And while folk songs celebrated the heroism of sponge divers, people also told the tale of how sponges came to be cursed by Jesus when, on the cross, he was given a sponge soaked in bile and vinegar by a Roman soldier:

“From that time, they said, sponges were sent to the deepest seas and it was ordained that men would suffer in bringing them to land. The many holes in a sponge represented the many men who would die whilst diving for them.”

Not surprisingly the first line of the folk song Halkitikos, originating on Halki, is “Oh sea, oh bitter sea, oh bitter-surging tide.”  But besides the occasional job as a sheppard, the island economy depended on this tragic harvest.  Not surprisingly emigration was seen by many as offering a way out.

In 1904 some 500 divers left Halki and other islands and went to Tarpon Springs Florida, to dive in the Gulf of Mexico. Today the main road on Halki is called Tarpon Springs.

Later competition from artificial sponges accelerated the decline of the trade and emigration. By the 1960s most sponge diving fleets were dismantled.  By 1980  Halki was almost completely deserted. The remaining sponge divers on Kalymnos were then hit by an environmental disaster in 1986, which Faith Warn suggests was linked to the Chernobyl disaster, which killed off sponges on the bottom of the sea in 1986.  Individual tourism, efforts to encourage cultural activities and events, such as the Eliamep Halki seminar held since 10 years, have since brought some life back to the island.

Halki, Symi and their sponges offer a stark tale of the dependency of humans on their environment.  As the poet Pindar, quoted by Bowra, has written:

“Single is the race, single

Of men and of gods;

From a single mother we both draw breath.

But a difference of power in everything

Keeps us apart;

For the one is as nothing, but the brazen sky

Stays a fixt habitation for ever.

Yet we can in greatness of mind

Or of body be like the Immortals,

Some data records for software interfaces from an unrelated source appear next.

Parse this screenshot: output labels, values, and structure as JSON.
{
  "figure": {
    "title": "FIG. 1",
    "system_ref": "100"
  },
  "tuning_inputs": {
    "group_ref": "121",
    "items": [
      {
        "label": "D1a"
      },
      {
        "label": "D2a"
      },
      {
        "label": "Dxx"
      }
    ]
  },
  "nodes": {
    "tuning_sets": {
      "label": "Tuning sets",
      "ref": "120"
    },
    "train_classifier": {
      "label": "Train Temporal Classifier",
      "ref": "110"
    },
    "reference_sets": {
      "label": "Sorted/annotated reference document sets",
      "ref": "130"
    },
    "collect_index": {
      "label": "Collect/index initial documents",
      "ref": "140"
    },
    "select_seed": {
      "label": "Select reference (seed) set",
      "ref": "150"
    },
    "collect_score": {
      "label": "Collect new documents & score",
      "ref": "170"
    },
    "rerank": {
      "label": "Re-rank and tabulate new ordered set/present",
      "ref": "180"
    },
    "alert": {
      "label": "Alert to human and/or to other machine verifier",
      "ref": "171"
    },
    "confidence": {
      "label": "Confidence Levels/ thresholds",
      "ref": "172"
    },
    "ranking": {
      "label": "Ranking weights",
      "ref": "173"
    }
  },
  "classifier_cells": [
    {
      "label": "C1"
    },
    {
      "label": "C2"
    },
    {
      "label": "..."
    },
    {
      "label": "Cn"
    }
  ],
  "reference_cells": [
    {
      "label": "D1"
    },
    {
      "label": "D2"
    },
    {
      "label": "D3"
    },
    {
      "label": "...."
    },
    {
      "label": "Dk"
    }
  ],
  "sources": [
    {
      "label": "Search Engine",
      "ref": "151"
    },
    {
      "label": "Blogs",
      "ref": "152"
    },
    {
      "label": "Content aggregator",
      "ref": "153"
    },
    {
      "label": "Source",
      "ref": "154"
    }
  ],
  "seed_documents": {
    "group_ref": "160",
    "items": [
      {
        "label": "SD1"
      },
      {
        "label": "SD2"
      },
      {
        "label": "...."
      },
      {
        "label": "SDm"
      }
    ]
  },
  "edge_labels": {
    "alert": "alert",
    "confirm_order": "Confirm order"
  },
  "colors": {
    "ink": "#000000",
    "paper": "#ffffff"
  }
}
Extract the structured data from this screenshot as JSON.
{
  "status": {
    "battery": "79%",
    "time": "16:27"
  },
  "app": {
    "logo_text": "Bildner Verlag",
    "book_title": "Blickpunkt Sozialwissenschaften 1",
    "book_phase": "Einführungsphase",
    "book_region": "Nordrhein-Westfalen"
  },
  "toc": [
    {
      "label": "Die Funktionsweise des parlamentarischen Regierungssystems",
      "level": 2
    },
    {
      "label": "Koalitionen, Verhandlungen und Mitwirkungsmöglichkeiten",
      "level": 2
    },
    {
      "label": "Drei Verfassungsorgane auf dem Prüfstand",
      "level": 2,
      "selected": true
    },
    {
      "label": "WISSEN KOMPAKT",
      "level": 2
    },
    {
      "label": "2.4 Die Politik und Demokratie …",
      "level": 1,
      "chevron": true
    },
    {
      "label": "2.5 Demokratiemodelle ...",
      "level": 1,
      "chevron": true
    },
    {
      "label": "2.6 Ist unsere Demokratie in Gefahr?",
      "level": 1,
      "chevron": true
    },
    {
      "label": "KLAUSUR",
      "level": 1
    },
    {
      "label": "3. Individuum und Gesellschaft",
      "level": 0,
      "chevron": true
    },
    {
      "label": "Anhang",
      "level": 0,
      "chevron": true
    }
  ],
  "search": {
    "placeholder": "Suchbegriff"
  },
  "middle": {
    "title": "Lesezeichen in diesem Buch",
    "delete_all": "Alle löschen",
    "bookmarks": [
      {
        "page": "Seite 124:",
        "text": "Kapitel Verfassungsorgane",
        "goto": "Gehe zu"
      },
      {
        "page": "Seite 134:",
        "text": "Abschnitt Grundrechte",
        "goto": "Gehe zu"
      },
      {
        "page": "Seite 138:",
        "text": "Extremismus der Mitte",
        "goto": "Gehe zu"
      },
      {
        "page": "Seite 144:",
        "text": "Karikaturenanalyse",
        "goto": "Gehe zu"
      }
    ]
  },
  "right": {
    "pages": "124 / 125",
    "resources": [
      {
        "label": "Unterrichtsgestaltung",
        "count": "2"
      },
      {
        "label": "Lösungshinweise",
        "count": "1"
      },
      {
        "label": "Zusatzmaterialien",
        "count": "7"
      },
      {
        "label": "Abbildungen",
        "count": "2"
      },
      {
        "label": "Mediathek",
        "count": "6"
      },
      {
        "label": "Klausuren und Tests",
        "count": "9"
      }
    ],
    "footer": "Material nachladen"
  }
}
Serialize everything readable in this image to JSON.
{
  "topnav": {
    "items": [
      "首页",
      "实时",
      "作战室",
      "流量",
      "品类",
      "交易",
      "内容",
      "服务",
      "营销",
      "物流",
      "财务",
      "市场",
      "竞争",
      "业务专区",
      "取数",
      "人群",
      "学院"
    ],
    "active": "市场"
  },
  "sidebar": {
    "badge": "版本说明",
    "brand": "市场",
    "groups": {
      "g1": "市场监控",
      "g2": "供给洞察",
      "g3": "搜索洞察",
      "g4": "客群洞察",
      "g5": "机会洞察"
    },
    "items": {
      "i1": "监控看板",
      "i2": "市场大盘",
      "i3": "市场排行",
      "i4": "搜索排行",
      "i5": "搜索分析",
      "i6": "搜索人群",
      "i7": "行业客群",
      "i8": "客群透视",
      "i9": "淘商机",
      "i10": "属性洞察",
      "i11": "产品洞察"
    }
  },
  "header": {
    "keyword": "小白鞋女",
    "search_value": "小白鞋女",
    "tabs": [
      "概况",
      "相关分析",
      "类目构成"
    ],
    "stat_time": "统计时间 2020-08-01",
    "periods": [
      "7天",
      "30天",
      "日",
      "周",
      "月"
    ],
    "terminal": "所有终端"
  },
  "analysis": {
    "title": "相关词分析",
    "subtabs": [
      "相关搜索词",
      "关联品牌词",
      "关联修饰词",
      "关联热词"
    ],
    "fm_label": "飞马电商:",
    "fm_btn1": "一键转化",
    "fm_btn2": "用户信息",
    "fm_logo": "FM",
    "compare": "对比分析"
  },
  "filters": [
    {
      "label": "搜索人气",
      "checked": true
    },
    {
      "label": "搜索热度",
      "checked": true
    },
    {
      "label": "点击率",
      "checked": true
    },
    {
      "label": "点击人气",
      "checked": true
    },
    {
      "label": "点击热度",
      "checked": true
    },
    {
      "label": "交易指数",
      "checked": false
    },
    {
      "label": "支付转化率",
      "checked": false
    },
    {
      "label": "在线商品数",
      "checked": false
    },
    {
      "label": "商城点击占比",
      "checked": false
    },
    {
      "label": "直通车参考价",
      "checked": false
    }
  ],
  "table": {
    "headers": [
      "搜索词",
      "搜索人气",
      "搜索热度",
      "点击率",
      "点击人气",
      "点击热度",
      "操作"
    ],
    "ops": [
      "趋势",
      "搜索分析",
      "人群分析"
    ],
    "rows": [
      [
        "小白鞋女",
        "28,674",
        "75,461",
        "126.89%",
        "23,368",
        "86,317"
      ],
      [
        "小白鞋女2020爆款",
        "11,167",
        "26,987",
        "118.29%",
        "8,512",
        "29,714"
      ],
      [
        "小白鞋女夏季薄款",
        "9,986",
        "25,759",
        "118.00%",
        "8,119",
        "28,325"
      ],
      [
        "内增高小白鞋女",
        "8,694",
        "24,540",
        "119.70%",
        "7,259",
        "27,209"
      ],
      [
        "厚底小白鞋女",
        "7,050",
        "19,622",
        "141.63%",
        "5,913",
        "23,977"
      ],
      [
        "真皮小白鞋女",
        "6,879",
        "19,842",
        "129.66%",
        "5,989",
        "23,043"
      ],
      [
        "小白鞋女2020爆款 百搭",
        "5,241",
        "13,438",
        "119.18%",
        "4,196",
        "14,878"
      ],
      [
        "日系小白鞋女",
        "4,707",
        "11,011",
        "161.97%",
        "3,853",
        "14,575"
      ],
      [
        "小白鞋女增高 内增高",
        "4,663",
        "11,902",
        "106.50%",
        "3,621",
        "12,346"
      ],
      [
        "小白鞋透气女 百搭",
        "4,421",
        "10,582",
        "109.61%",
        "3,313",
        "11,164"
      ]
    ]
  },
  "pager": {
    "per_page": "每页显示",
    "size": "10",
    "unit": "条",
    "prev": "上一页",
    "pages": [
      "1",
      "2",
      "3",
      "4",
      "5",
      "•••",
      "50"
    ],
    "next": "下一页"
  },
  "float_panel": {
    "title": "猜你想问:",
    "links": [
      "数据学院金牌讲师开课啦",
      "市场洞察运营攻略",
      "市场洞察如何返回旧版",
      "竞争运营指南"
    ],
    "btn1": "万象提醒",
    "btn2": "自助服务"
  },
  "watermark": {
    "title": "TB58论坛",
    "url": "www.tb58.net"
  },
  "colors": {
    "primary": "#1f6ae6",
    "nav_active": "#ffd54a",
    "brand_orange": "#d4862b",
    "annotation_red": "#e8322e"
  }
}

Though we know not to what goal

By day or in the nights

Fate has written that we shall run.”

Recommended reading based on Halki Seminar 2009: